At a minimum, we would expect that ideas with broad, bipartisan appeal such as allowing small employers to band together to offer retirement plans (multiple-employer plans) and making it easier for employers to offer lifetime income options in their 401(k) plans by making their obligations as a fiduciary clearer in selecting insurers would be much more likely to pass. These proposals have gotten traction in the Senate in previous years but have lacked a House partner (although some of these ideas are in the Family Savings Act of 2018, so they might pass in this year's lame duck.)
But looking beyond these smaller tuneups to the retirement system, Neal has sponsored bills that would make much bigger changes to our retirement system to increase the number of Americans with access to a retirement plan and make those plans better at serving people during the decumulation phase. For example, he has sponsored legislation that would require many businesses to automatically enroll workers in IRAs if they are not offered a traditional retirement plan. He's made sweeping proposals to allow for portable annuities and to remove barriers to offering these annuities created by required minimum distribution rules. More recently, Neal has gone even further, introducing legislation that would require employers to establish automatic 401(k) plans complete with tax benefits to employers to help them maintain the plans. While these sweeping changes may have a hard time finding enough support to become law, if Democrats take control the ideas indicate a serious interest from the likely chair of the most powerful committee in the House in rethinking our retirement system.
Morningstar supports expanding access to retirement plans to more people, and we think behavioral research has demonstrated how useful automatic enrollment is at helping people overcome inertia. However, by building our retirement system on top of the tax code, we have set up a delicate balancing act, so new proposals need to be carefully designed to avoid cannibalizing existing plans by making them less relatively to other plans with new tax benefits. We are not concerned about automatic IRAs in that regard, but automatic 401(k)s with high tax contribution limits and no required contributions could easily dissuade employers from providing a match.
Instead of layering programs, we would also like to see reforms simplify the existing system by consolidating or eliminating certain savings programs.
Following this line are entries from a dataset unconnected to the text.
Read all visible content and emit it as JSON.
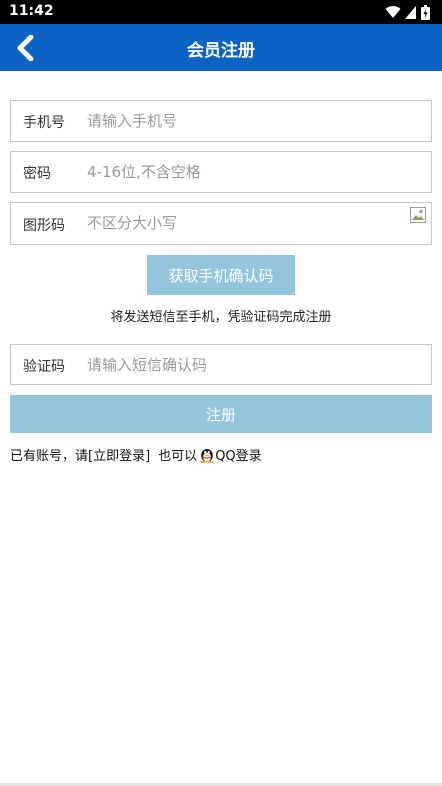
{
  "status_bar": {
    "time": "11:42"
  },
  "header": {
    "title": "会员注册",
    "back_icon": "chevron-left-icon"
  },
  "form": {
    "phone": {
      "label": "手机号",
      "placeholder": "请输入手机号",
      "value": ""
    },
    "password": {
      "label": "密码",
      "placeholder": "4-16位,不含空格",
      "value": ""
    },
    "captcha": {
      "label": "图形码",
      "placeholder": "不区分大小写",
      "value": ""
    },
    "sms_button": "获取手机确认码",
    "sms_hint": "将发送短信至手机，凭验证码完成注册",
    "sms_code": {
      "label": "验证码",
      "placeholder": "请输入短信确认码",
      "value": ""
    },
    "submit": "注册"
  },
  "footer": {
    "prefix": "已有账号，请",
    "login_link": "[立即登录]",
    "or_text": "也可以",
    "qq_login": "QQ登录"
  },
  "colors": {
    "header_bg": "#0b63c4",
    "button_bg": "#94c5dd"
  }
}
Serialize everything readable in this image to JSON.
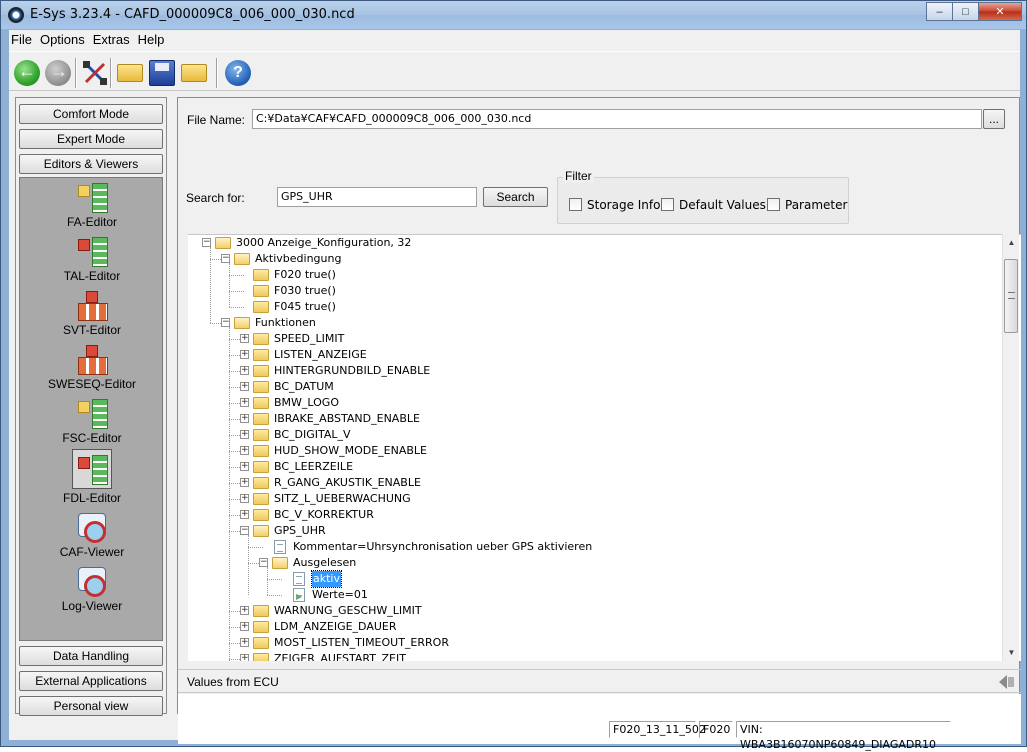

There are already SIMPLE IRAs and SEPs aimed at getting more employers to offer retirement plans who do not want to sponsor a 401(k), and survey data suggests employers are overwhelmed and confused by the options. Reducing the complexity in the system along with soft mandates that encourage a minimum of saving, along with a few options for enhancing retirement plans should be part of any reforms that add programs to the retirement system.